Return the lines below that contain the word "subtitle".

Entries from a dataset of interfaces
_ _ _
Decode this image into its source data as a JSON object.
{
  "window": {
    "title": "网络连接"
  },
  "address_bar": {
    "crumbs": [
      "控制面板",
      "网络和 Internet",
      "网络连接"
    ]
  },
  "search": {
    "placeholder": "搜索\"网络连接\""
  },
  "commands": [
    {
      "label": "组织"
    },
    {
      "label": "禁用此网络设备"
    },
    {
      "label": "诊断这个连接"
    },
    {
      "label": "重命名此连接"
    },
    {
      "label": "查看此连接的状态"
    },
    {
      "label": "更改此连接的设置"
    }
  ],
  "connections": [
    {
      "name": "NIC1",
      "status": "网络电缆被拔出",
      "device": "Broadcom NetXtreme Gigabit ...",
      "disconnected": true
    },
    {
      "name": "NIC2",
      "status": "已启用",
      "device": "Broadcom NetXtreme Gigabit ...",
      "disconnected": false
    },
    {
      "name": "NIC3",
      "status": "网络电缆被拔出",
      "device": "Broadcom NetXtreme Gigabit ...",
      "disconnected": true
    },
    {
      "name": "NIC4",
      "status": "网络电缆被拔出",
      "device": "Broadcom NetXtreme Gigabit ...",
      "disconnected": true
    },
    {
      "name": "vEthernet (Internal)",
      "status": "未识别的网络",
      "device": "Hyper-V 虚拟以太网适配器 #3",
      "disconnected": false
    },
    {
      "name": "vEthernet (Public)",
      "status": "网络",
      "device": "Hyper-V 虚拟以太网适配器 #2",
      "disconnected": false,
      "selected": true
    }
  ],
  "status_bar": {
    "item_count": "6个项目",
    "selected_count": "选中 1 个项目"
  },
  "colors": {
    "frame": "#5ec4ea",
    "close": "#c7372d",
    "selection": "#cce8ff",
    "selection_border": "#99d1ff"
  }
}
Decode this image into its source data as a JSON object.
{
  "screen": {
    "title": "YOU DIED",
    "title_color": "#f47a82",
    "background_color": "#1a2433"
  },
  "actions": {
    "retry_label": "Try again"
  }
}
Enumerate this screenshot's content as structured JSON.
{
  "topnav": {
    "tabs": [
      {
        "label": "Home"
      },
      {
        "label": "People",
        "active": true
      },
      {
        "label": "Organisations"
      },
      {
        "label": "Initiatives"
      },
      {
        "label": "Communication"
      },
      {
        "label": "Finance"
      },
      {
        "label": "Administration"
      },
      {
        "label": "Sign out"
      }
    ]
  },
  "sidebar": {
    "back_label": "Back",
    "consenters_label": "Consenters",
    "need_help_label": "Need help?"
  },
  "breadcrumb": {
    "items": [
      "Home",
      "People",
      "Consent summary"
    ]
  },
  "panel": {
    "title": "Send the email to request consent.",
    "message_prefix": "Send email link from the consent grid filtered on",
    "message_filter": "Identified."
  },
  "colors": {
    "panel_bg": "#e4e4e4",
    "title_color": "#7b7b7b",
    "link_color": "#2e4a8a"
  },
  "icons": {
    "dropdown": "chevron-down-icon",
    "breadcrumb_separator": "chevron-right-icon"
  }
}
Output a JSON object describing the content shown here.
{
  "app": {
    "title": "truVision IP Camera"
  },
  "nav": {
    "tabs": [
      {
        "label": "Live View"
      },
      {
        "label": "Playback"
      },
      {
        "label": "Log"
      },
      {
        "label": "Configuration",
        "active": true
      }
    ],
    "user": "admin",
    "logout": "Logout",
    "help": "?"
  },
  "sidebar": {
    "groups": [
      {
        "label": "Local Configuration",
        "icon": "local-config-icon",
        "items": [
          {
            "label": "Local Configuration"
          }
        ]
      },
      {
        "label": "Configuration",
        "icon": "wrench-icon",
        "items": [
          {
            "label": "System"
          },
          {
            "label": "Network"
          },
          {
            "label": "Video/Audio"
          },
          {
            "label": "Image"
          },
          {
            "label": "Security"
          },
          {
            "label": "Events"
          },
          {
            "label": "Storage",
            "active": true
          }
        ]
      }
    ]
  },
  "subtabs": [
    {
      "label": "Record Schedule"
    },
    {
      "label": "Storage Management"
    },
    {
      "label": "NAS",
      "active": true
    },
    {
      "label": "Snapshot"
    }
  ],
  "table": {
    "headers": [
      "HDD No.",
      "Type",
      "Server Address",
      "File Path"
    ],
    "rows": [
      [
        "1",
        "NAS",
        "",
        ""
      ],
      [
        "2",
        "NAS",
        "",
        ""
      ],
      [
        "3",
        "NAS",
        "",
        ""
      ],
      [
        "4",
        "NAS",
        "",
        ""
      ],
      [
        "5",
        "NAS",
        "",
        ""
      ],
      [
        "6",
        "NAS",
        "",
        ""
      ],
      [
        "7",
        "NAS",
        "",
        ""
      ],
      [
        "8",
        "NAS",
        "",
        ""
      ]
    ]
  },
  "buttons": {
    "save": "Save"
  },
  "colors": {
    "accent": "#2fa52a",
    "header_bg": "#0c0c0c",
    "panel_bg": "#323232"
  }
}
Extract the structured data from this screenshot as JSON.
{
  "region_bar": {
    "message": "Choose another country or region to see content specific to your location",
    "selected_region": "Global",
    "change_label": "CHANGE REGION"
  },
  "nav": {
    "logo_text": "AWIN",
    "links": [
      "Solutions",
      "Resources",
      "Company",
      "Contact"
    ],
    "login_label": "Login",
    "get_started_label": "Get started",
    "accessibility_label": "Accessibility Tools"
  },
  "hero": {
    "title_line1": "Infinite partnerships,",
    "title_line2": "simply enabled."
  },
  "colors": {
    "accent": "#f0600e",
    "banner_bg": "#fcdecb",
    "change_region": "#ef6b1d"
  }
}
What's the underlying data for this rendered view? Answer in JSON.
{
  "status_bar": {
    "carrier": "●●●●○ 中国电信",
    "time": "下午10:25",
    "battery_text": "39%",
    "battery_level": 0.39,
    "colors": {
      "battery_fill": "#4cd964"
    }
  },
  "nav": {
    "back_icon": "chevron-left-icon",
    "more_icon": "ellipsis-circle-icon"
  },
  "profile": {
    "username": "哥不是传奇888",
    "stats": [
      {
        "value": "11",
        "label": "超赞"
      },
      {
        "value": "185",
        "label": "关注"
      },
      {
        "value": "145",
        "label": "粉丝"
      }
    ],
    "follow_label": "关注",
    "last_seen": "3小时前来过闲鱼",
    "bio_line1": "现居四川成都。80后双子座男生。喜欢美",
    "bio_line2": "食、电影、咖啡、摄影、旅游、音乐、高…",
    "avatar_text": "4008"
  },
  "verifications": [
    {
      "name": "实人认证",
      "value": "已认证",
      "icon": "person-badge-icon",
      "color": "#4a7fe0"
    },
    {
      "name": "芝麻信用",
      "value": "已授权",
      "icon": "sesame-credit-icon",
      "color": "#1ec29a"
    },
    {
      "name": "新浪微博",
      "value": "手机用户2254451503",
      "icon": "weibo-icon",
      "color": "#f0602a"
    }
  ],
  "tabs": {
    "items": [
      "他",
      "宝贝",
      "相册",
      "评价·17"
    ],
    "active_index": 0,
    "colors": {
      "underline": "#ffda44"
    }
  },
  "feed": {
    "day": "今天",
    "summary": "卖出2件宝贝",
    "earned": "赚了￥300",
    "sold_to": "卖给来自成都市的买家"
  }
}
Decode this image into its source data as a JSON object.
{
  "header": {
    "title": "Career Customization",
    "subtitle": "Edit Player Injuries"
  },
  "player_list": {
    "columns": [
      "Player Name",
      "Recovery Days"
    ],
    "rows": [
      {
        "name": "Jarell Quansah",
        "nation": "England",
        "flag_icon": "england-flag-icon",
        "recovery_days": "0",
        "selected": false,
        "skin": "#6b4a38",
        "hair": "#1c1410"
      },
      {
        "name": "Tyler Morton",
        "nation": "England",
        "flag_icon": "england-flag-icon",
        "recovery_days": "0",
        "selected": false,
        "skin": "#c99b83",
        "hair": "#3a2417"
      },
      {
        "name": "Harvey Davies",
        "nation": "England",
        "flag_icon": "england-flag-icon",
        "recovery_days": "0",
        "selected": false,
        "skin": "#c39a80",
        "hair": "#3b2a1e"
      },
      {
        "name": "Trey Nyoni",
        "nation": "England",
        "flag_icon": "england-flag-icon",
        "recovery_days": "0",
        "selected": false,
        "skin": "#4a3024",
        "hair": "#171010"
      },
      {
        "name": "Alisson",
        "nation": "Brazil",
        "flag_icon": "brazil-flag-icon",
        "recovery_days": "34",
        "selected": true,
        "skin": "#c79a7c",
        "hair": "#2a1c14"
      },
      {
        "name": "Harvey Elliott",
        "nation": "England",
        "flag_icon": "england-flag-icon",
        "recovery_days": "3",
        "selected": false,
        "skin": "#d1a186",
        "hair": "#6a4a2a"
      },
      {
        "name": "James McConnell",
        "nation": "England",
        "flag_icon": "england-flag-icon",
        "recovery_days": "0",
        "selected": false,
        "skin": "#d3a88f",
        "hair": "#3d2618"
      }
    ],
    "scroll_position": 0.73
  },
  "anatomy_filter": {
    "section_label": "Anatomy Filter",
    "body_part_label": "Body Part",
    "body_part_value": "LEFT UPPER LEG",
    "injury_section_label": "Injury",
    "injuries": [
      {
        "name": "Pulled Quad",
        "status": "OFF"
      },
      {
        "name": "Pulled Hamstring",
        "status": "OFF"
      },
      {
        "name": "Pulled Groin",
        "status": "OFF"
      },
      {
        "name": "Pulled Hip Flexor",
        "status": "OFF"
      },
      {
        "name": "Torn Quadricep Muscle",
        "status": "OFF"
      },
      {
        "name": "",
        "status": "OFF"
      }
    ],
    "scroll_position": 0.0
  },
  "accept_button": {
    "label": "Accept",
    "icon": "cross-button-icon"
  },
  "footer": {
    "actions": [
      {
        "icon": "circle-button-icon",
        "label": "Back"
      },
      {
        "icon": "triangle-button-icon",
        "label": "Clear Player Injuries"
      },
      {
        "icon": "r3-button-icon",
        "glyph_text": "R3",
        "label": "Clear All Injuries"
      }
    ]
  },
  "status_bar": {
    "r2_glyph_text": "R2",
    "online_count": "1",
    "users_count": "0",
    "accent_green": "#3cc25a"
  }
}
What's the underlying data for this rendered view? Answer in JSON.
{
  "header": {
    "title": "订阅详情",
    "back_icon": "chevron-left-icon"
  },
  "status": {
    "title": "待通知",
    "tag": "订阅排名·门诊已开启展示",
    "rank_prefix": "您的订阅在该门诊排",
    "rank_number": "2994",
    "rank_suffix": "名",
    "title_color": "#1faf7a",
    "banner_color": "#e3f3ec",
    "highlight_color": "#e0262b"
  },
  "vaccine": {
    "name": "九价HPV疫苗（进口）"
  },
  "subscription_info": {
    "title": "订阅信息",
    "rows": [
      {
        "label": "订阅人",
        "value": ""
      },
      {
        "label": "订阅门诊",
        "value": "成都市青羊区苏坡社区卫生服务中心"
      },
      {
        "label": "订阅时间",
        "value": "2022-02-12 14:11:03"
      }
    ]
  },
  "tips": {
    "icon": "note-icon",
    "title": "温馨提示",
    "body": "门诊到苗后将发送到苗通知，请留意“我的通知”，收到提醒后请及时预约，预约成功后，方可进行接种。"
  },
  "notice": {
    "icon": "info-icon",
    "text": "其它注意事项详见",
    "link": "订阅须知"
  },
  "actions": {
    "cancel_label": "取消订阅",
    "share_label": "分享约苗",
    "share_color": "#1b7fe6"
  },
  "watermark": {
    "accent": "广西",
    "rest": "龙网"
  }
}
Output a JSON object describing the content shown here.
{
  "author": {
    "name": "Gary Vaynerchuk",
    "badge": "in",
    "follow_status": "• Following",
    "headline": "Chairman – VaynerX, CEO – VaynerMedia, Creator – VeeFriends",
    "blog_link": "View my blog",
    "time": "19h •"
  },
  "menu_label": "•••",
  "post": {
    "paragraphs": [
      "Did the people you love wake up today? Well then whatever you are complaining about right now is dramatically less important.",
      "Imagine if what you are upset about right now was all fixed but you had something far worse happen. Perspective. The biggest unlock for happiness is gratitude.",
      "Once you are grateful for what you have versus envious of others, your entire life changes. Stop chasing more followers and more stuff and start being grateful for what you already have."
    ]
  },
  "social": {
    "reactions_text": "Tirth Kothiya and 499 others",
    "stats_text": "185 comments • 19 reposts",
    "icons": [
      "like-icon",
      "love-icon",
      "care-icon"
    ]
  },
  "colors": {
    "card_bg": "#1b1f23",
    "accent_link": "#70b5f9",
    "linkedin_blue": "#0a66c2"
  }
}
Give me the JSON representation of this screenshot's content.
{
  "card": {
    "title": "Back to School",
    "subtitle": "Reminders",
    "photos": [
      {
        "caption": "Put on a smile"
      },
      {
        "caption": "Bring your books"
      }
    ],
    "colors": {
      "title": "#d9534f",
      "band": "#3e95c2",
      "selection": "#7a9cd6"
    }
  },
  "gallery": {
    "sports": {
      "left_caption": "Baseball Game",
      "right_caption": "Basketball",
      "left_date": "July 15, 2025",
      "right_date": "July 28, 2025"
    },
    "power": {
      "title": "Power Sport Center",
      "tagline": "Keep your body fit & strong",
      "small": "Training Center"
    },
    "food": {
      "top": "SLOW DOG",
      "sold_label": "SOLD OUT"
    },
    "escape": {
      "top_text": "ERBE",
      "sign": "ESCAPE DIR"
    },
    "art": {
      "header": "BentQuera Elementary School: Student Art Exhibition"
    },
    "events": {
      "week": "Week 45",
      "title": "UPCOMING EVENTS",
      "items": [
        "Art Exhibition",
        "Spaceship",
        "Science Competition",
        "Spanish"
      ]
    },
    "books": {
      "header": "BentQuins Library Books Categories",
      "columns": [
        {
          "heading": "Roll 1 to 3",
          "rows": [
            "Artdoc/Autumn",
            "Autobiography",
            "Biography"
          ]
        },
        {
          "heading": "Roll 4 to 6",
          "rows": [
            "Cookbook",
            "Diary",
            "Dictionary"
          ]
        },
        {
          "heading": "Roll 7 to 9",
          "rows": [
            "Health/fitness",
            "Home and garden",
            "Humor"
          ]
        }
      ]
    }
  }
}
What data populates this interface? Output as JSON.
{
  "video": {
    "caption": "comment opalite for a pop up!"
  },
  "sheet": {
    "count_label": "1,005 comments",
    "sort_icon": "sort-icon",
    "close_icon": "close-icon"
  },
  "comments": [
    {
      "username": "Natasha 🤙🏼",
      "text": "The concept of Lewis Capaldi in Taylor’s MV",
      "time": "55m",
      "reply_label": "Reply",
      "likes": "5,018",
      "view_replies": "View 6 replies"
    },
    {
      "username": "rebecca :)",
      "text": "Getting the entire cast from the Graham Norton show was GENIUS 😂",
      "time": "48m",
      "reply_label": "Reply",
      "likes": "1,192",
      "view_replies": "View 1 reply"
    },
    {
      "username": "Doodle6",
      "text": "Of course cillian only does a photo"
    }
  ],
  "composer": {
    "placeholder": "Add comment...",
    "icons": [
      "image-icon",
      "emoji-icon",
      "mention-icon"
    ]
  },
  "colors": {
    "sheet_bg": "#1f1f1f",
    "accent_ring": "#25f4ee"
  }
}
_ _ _
◆ Exercise answer ◆
    "subtitle": "Edit Player Injuries"
    "subtitle": "Reminders",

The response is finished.